2014: Kevin Knight attends a G31000 speaking event which openly discusses ISO 31000 system certification. When questioned how this contradicts his earlier statement, Knight insists he knows nothing about the event having discussed certification, despite the official G31000 agenda, and subsequent pieces , indicating this was a key topic, and another saying that Knight spoke on the subject.
2014: The International Labor Organization raises concerns over ISO 31000’s definition of risk.
2014: Based on a flood of comments to the DIS of ISO 9001, some discussions go on within TC 176 to request ISO extend the publishing deadline for ISO 9001. IT is not clear whether ISO rejects this outright, or if TC 176 never seriously pushed for an extension, but the extension does not materialize. TC 176 is pressured to complete the standard, as agreed, according to the deadline.
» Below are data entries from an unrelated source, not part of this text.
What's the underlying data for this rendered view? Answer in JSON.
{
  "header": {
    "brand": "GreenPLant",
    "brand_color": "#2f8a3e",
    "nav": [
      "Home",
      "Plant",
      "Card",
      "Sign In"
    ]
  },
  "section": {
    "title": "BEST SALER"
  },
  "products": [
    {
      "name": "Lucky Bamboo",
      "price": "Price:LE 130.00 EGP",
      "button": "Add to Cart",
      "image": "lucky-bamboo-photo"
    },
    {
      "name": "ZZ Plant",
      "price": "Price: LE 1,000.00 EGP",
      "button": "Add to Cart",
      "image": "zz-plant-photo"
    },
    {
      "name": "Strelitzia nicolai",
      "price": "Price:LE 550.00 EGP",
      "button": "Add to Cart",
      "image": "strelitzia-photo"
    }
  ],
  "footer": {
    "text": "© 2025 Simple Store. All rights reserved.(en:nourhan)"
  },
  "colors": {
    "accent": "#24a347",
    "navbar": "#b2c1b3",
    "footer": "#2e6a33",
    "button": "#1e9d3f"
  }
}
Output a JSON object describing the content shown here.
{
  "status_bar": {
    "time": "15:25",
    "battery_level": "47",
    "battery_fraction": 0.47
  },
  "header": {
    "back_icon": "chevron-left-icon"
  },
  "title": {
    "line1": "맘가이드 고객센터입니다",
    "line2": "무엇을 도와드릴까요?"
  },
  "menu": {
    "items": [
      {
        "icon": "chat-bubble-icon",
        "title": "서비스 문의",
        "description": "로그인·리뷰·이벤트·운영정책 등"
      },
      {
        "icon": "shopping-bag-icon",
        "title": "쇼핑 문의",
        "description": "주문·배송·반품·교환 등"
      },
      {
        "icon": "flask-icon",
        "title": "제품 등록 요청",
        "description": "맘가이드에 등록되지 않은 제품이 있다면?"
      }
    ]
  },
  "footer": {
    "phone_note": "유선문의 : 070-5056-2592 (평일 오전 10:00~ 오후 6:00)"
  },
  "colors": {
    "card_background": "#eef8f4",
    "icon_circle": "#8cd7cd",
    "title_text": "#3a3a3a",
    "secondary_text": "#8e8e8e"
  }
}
2014: TC 262 begins work on a new Working Draft of ISO 31000. Oxebridge attempts to provide official feedback on the changes to the US TAG to TC 176, and is instead threatened with criminal prosecution by US TAG secretary Tim Fisher of the American Society of Safety Engineers (ASSE) who accuses Oxebridge of theft and trademark violation. A few days later, presumably under Fisher’s prompting, ISO again threatens Oxebridge with a “trademark bullying” style lawsuit. This time, ISO claims trademark rights over “discussions” of any ISO product. Oxebridge defeats the accusations and — again– ISO drops the lawsuit entirely. Oxebridge requests that Fisher be admonished, and ASSE Executive Director promises to take action, but does not do so. TC 262 Chair Dorothy Gjerdrum declines to consider action against Fisher.
2014: Marketing of “risk based thinking” begins, and history is rewritten to suit. Unaccredited certificate mill operator Greg Hutchins claims he wrote the first book on the subject ten years prior. TC 176 members give articles that “ISO 9001 has always been about risk.” ISO senior committee participant Sandy Liebesmann writes a paper defining “risk based thinking” approaches and presenting them as globally accepted, but fails to cite sources; when asked if he invented the approaches listed therein, he does not reply.
2014: Sources within ISO 31000’s TC 262, and risk organizations IRM, RIMS, GARP and PMI all indicate to Oxebridge they have never heard of “risk based thinking” and confirm that it has no basis in any professional risk management discipline, body of knowledge, or educational curriculum.
About Christopher Paris
Christopher Paris is the founder and VP Operations of Oxebridge. He has over 30 years' experience implementing ISO 9001 and AS9100 systems, and is a vocal advocate for the development and use of standards from the point of view of actual users. He is the author of Surviving ISO 9001 and Surviving AS9100. He reviews wines for the irreverent wine blog, Winepisser.